• [Work required]: With nothing added and nothing dropped, copy the entire listing.

<<<<

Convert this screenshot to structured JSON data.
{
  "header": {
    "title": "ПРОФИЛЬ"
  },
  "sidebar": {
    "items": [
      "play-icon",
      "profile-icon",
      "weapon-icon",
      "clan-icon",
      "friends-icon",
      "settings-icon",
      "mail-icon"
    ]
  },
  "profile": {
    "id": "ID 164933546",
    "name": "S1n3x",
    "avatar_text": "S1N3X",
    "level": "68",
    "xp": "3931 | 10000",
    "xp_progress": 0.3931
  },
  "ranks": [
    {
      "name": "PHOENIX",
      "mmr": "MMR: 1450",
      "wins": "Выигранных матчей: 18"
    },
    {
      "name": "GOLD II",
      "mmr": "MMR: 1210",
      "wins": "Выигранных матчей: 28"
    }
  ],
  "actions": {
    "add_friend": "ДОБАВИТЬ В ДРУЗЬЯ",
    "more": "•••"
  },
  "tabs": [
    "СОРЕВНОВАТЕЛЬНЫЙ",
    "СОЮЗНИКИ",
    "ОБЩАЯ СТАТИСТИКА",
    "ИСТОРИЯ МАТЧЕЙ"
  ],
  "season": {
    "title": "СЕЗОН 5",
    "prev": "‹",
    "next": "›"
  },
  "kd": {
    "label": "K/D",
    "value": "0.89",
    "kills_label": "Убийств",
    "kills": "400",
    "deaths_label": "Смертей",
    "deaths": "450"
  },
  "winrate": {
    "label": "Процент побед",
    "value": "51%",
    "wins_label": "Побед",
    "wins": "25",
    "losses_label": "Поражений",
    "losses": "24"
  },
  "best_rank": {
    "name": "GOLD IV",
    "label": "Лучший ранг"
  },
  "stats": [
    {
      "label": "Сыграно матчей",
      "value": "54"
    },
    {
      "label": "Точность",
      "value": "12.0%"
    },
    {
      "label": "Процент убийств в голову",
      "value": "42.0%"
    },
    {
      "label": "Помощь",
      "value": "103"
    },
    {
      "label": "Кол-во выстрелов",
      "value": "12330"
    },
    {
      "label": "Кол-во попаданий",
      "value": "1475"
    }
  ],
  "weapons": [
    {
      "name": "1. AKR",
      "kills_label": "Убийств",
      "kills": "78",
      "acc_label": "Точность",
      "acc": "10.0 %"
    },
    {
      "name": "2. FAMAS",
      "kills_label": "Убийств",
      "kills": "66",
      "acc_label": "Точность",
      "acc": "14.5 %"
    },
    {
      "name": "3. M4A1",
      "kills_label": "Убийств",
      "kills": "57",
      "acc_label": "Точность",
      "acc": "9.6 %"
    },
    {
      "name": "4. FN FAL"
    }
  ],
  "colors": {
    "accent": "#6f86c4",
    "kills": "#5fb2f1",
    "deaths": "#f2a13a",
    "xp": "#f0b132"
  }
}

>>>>

• [Exercise result]:
Convert this screenshot to structured JSON data.
{
  "header": {
    "title": "ПРОФИЛЬ"
  },
  "sidebar": {
    "items": [
      "play-icon",
      "profile-icon",
      "weapon-icon",
      "clan-icon",
      "friends-icon",
      "settings-icon",
      "mail-icon"
    ]
  },
  "profile": {
    "id": "ID 164933546",
    "name": "S1n3x",
    "avatar_text": "S1N3X",
    "level": "68",
    "xp": "3931 | 10000",
    "xp_progress": 0.3931
  },
  "ranks": [
    {
      "name": "PHOENIX",
      "mmr": "MMR: 1450",
      "wins": "Выигранных матчей: 18"
    },
    {
      "name": "GOLD II",
      "mmr": "MMR: 1210",
      "wins": "Выигранных матчей: 28"
    }
  ],
  "actions": {
    "add_friend": "ДОБАВИТЬ В ДРУЗЬЯ",
    "more": "•••"
  },
  "tabs": [
    "СОРЕВНОВАТЕЛЬНЫЙ",
    "СОЮЗНИКИ",
    "ОБЩАЯ СТАТИСТИКА",
    "ИСТОРИЯ МАТЧЕЙ"
  ],
  "season": {
    "title": "СЕЗОН 5",
    "prev": "‹",
    "next": "›"
  },
  "kd": {
    "label": "K/D",
    "value": "0.89",
    "kills_label": "Убийств",
    "kills": "400",
    "deaths_label": "Смертей",
    "deaths": "450"
  },
  "winrate": {
    "label": "Процент побед",
    "value": "51%",
    "wins_label": "Побед",
    "wins": "25",
    "losses_label": "Поражений",
    "losses": "24"
  },
  "best_rank": {
    "name": "GOLD IV",
    "label": "Лучший ранг"
  },
  "stats": [
    {
      "label": "Сыграно матчей",
      "value": "54"
    },
    {
      "label": "Точность",
      "value": "12.0%"
    },
    {
      "label": "Процент убийств в голову",
      "value": "42.0%"
    },
    {
      "label": "Помощь",
      "value": "103"
    },
    {
      "label": "Кол-во выстрелов",
      "value": "12330"
    },
    {
      "label": "Кол-во попаданий",
      "value": "1475"
    }
  ],
  "weapons": [
    {
      "name": "1. AKR",
      "kills_label": "Убийств",
      "kills": "78",
      "acc_label": "Точность",
      "acc": "10.0 %"
    },
    {
      "name": "2. FAMAS",
      "kills_label": "Убийств",
      "kills": "66",
      "acc_label": "Точность",
      "acc": "14.5 %"
    },
    {
      "name": "3. M4A1",
      "kills_label": "Убийств",
      "kills": "57",
      "acc_label": "Точность",
      "acc": "9.6 %"
    },
    {
      "name": "4. FN FAL"
    }
  ],
  "colors": {
    "accent": "#6f86c4",
    "kills": "#5fb2f1",
    "deaths": "#f2a13a",
    "xp": "#f0b132"
  }
}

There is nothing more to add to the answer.